Posted by stupot at 12:19 PM Saturday 7 Jun
Etape is a French word which has been engrained into my vocabulary for many years. I know various obscure words and phrases with the common theme of cycling: Roleur, Poursuivants, Col, Grimpeur, Parcours, Chute, Domestique, Flame Rouge, Maillot a pois. Etape has now become synonymous with sportif events, the name coming from those who race one stage of the Tour de France each year, and the original closed road event, in the UK, is in Perthshire in Scotland.
I usually do a bit of touring each year as well as some longer one day rides on top of the week to week cycling. Manuela shouted me in November when the organisers get everyone in order - this is why I don't enter these events: Im too busy or unorganised, or both, to plan ahead enough, taking usually only 2 months to organise a holiday or trip in advance.

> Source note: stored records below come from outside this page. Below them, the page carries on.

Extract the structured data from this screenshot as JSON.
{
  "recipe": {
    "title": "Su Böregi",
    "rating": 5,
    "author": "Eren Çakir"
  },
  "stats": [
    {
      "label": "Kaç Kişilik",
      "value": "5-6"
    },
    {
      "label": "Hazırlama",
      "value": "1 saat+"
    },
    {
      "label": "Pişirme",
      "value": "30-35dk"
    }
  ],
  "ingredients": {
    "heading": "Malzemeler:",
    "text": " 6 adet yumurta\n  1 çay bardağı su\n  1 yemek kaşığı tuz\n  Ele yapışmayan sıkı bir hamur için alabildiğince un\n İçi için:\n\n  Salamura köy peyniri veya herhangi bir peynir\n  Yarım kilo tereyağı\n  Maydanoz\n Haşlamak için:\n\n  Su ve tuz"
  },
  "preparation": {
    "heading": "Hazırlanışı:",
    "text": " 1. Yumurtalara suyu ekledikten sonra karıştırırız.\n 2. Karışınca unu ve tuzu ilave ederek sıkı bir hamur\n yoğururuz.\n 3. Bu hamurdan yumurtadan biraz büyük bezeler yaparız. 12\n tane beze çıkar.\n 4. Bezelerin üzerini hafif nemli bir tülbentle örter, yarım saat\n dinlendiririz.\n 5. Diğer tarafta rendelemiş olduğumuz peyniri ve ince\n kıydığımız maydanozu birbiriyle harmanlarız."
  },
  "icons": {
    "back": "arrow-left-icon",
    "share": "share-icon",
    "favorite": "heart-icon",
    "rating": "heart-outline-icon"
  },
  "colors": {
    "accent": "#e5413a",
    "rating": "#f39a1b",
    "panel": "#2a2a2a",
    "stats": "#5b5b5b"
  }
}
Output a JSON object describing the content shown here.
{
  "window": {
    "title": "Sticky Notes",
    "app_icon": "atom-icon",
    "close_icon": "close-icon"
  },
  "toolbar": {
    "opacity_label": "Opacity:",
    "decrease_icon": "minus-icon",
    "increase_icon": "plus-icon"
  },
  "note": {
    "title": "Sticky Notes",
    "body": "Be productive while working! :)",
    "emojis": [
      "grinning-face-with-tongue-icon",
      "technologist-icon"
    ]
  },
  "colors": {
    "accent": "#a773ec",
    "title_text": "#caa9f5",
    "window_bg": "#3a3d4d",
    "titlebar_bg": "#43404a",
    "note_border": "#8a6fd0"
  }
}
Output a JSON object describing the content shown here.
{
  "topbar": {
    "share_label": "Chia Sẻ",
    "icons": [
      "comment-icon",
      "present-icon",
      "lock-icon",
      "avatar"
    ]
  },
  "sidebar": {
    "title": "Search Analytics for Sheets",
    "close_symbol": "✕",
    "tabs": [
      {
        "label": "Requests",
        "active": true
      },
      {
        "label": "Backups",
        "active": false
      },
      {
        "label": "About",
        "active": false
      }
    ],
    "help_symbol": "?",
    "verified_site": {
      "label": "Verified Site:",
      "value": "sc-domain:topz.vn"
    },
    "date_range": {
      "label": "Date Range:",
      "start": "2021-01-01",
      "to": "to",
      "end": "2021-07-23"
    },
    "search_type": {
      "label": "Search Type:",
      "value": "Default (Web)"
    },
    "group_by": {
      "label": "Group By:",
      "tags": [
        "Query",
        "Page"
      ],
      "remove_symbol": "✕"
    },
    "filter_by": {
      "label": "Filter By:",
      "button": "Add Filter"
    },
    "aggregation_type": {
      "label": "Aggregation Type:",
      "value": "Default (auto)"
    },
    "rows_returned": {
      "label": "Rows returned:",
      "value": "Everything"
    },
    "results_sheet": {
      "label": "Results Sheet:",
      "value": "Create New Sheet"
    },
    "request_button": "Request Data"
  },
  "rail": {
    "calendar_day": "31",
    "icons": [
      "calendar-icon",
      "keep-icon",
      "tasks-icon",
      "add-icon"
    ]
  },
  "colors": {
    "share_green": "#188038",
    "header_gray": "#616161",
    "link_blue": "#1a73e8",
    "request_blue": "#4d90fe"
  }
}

Thankfully I was entered by proxy and even got a hotel room by the start line as a result of having other well organised friends.Continue reading "The Scottish Leg"
Posted by stupot at 07:20 PM Sunday 18 May
Despite the harshness of a serious crash just after Mahogany, the subsequent increased workload and generally poor, mild, wet weather - there is the positivity of impending Spring flowing around just now. Being back on the bike is a massive boost as the mood is enriched through the sense of freedom, elation and energy that exercise gives. The sun has been out this week but the air still fresh. Windows can be opened - the cobwebs literally being blown away. Work is busy but fulfilling and coming to the end of an intense year with a break booked in the calendar - something that should never be under-rated.
Posted by stupot at 05:21 PM Sunday 23 Mar
Celtic connections has been another great way to start the year and ward off the bleak, damp January weather. A coarse, frank but ever articulate Aidan Moffat warmed up for R M Hubbert at the packed out Mitchell Theatre, a venue which is obviously dated but ageing very well due to some decent joinery. Despite spotting some youngsters and starting with a warning of hard language, the parents of the 11 year old in front of us had to do some fairly constant ear-covering as Aidan Moffat crescendo'd his Glasgow tales with a very filthy tongue indeed. R M Hubbert? Not my cup of tea but a man obviously loved by many and a very talented guitarist indeed. His harsh language was at massive odds with the delicate quartet who joined with him as well Emma Pollock (Ex-Delgados) who was the cream of the gig with a voice from another world. I was sorry though to miss the Moffat / Hubbert duet which came at the end. Such is the pain of a broken collarbone in a confined space!Continue reading "Winter Festivals"
Posted by stupot at 02:19 PM Sunday 2 Feb
Normally we'd all jump at the chance of some time off work: being aware of working too hard is a valuable, if easy-to-miss, insight. The fact I'd already set out for a calmer January made me question the accidents' motives. My pace had obviously not slackened off enough. This fell under the same banner as trying to thoroughly set the flat straight, only for the boiler to go on strike.
It's also a bit like going to a meeting expectant of a certain result - you're invariably going to be wrong. Especially if a positive result is assumed.
In any case - or every case - this is what we generally call 'life'. You do not find guarantees but rather some times things work out well and other times you get a run of 'shit' happening. As we understand that this is a given, it is then how you deal with 'the shit' that is most important.
Anyhow, this was just meant to be a record of recuperation development so I'll get back to facts:Continue reading "Recovery "
Posted by stupot at 12:44 PM Sunday 26 Jan